to his earlier hit, The Son of the Sheik. The film would be his last work.
While engaged promoting his latest movie, Valentino fell ill. He was treated in New York for ulcers and acute appendicitis, unfortunately, he developed an infection, peritonitis. Legions of fans held a vigil for the star at the hospital. Within a week of being admitted to hospital, on August 23rd 1926, aged just 31, Valentino was dead.
Valentino’s death created a frenzy of hysteria among his many fans, an estimated 100,000 of whom filled the streets near the funeral home where he lay in state for several days. Thousands of mourners rioted, clashing with police and smashing windows trying to glimpse the star. Two women even attempted suicide in front of the hospital, a woman in London and a man in Paris did in fact kill themselves while holding photographs of the dead star.
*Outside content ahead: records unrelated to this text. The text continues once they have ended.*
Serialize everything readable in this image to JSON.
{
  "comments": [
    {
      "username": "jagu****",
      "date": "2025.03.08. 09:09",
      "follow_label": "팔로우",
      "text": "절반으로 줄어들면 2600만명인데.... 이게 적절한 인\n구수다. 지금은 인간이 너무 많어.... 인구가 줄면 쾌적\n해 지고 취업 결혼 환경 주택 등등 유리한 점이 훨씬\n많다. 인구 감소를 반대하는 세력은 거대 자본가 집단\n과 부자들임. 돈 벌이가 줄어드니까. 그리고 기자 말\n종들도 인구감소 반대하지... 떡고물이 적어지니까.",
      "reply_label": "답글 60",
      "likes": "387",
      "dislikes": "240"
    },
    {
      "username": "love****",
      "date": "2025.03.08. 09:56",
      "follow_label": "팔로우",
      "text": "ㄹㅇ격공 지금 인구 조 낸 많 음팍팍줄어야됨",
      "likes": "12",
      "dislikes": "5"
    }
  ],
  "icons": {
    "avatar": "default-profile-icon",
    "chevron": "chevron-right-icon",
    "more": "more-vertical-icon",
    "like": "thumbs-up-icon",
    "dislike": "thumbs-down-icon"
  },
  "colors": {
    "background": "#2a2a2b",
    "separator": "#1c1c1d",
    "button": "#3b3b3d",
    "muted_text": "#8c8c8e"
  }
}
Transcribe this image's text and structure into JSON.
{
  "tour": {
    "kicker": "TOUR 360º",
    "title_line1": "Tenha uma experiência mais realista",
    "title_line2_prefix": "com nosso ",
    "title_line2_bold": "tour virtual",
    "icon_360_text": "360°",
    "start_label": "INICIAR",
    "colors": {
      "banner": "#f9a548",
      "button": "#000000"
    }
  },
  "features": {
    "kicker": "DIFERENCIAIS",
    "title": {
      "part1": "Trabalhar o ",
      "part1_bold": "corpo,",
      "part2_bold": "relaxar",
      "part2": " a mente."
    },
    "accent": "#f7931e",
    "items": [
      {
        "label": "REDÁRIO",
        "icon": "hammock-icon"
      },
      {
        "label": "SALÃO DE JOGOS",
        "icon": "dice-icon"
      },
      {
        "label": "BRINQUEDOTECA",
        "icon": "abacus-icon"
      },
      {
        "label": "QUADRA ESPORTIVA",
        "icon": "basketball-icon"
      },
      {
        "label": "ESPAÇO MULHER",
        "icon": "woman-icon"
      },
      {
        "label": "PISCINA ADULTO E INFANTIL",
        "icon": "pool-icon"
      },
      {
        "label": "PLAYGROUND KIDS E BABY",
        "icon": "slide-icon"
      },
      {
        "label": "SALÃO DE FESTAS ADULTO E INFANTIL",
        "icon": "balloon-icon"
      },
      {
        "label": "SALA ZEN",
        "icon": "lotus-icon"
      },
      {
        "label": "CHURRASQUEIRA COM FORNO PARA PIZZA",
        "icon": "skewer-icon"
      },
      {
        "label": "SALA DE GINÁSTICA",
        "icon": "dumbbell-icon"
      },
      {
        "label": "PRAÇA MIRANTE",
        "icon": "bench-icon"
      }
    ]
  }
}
His coffin was guarded by four fascists, at the time allegedly sent by Italian dictator Benito Mussolini (later turned out to be a publicity stunt). Valentino’s funeral took place on August 30th, among the mourners were Mary Pickford, Gloria Swanson and Douglas Fairbanks. Chief among the mourners was actress Pola Negri whom Valentino had recently been dating. In true dramatic fashion she staged several ‘faints’ for photographers when the body was shipped from New York to California, where a second funeral was to take place.
Valentino was finally laid to rest at the Hollywood Forever cemetery. Each year, on the anniversary of his death, a mysterious ‘Lady in Black’ would appear at his tomb and lay a single red rose. Eventually, there were several ‘Ladies in Black’ appearing. The original was said to be a woman whom Valentino had visited in hospital when she was gravely ill as a teenager.
Rudolph Valentino became a legend who’s stardom and status over shadowed his reputation as an actor.